The second edition, greatly enlarged and improved over an edition published in 1886. This scarce guide to West Coast ports was produced by J.D. Spreckels & Bros., a major firm of commercial merchants and shippers on the Pacific Coast. Judging from the elaborate binding and production, it was likely issued in a small edition for presentation to current and potential clients. The text gives much useful information on the ports of San Francisco, San Diego, Portland, Puget Sound, Vancouver Island, and Honolulu, including customs house rules, rates for towing, dockage, pilotage, and stevedores, as well as the qualities of the ports and cities, and other services provided.
There are three attractive, folding colored maps which illustrate San Francisco Harbor, the piers of the city of San Francisco, and San Diego Bay, respectively. The photographic plates show ships operated by Spreckels' firms. One of the ads at the rear is an attractive chromolithographic notice for the Oceanic Steamship Company founded by John D. Spreckels, which made runs from San Francisco to Hawaii, New Zealand, and Australia.
The present copy has a small ink stamp on a front blank reading: "Barque Ingrid, Captain Albert Andersen." The barque Ingrid was a Norwegian cargo ship active in the late 19th and early 20th centuries. Little is known of the ship's captain, Albert Andersen, unless this is the same Albert Andersen noted as a Norwegian steamship engineer in early April 1912, when he boarded as a 3rd Class passenger on the ill-fated Titanic. He died in the famous shipwreck, and was buried in Nova Scotia after his body was recovered by the Mackay Bennett.
John D. Spreckels was prominent in San Diego affairs, helping to develop Coronado Island as well as the city's railroad and ports.
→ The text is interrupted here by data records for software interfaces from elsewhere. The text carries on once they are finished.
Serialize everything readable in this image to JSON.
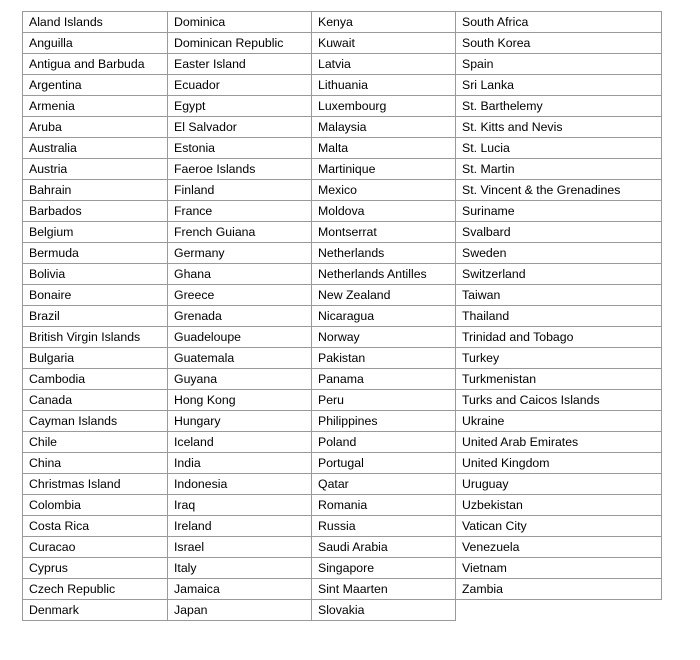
{
  "document": {
    "type": "table",
    "column_count": 4,
    "row_count": 30,
    "border_color": "#9a9a9a",
    "text_color": "#000000",
    "background_color": "#ffffff"
  },
  "table": {
    "rows": [
      [
        "Aland Islands",
        "Dominica",
        "Kenya",
        "South Africa"
      ],
      [
        "Anguilla",
        "Dominican Republic",
        "Kuwait",
        "South Korea"
      ],
      [
        "Antigua and Barbuda",
        "Easter Island",
        "Latvia",
        "Spain"
      ],
      [
        "Argentina",
        "Ecuador",
        "Lithuania",
        "Sri Lanka"
      ],
      [
        "Armenia",
        "Egypt",
        "Luxembourg",
        "St. Barthelemy"
      ],
      [
        "Aruba",
        "El Salvador",
        "Malaysia",
        "St. Kitts and Nevis"
      ],
      [
        "Australia",
        "Estonia",
        "Malta",
        "St. Lucia"
      ],
      [
        "Austria",
        "Faeroe Islands",
        "Martinique",
        "St. Martin"
      ],
      [
        "Bahrain",
        "Finland",
        "Mexico",
        "St. Vincent & the Grenadines"
      ],
      [
        "Barbados",
        "France",
        "Moldova",
        "Suriname"
      ],
      [
        "Belgium",
        "French Guiana",
        "Montserrat",
        "Svalbard"
      ],
      [
        "Bermuda",
        "Germany",
        "Netherlands",
        "Sweden"
      ],
      [
        "Bolivia",
        "Ghana",
        "Netherlands Antilles",
        "Switzerland"
      ],
      [
        "Bonaire",
        "Greece",
        "New Zealand",
        "Taiwan"
      ],
      [
        "Brazil",
        "Grenada",
        "Nicaragua",
        "Thailand"
      ],
      [
        "British Virgin Islands",
        "Guadeloupe",
        "Norway",
        "Trinidad and Tobago"
      ],
      [
        "Bulgaria",
        "Guatemala",
        "Pakistan",
        "Turkey"
      ],
      [
        "Cambodia",
        "Guyana",
        "Panama",
        "Turkmenistan"
      ],
      [
        "Canada",
        "Hong Kong",
        "Peru",
        "Turks and Caicos Islands"
      ],
      [
        "Cayman Islands",
        "Hungary",
        "Philippines",
        "Ukraine"
      ],
      [
        "Chile",
        "Iceland",
        "Poland",
        "United Arab Emirates"
      ],
      [
        "China",
        "India",
        "Portugal",
        "United Kingdom"
      ],
      [
        "Christmas Island",
        "Indonesia",
        "Qatar",
        "Uruguay"
      ],
      [
        "Colombia",
        "Iraq",
        "Romania",
        "Uzbekistan"
      ],
      [
        "Costa Rica",
        "Ireland",
        "Russia",
        "Vatican City"
      ],
      [
        "Curacao",
        "Israel",
        "Saudi Arabia",
        "Venezuela"
      ],
      [
        "Cyprus",
        "Italy",
        "Singapore",
        "Vietnam"
      ],
      [
        "Czech Republic",
        "Jamaica",
        "Sint Maarten",
        "Zambia"
      ],
      [
        "Denmark",
        "Japan",
        "Slovakia",
        ""
      ]
    ]
  }
}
The Spreckels family were also well-known philanthropists, but perhaps best-known in California as manufacturers of sugar from beets, and whose factories had the unfortunate side effect of imparting unpleasant odors upon many a small town.
The Spreckels company issued a similarly titled work in 1886, covering only San Francisco, with twenty pages of text and a map. Not in Cowan or Forbes. ROCQ 12268. OCLC 25581519.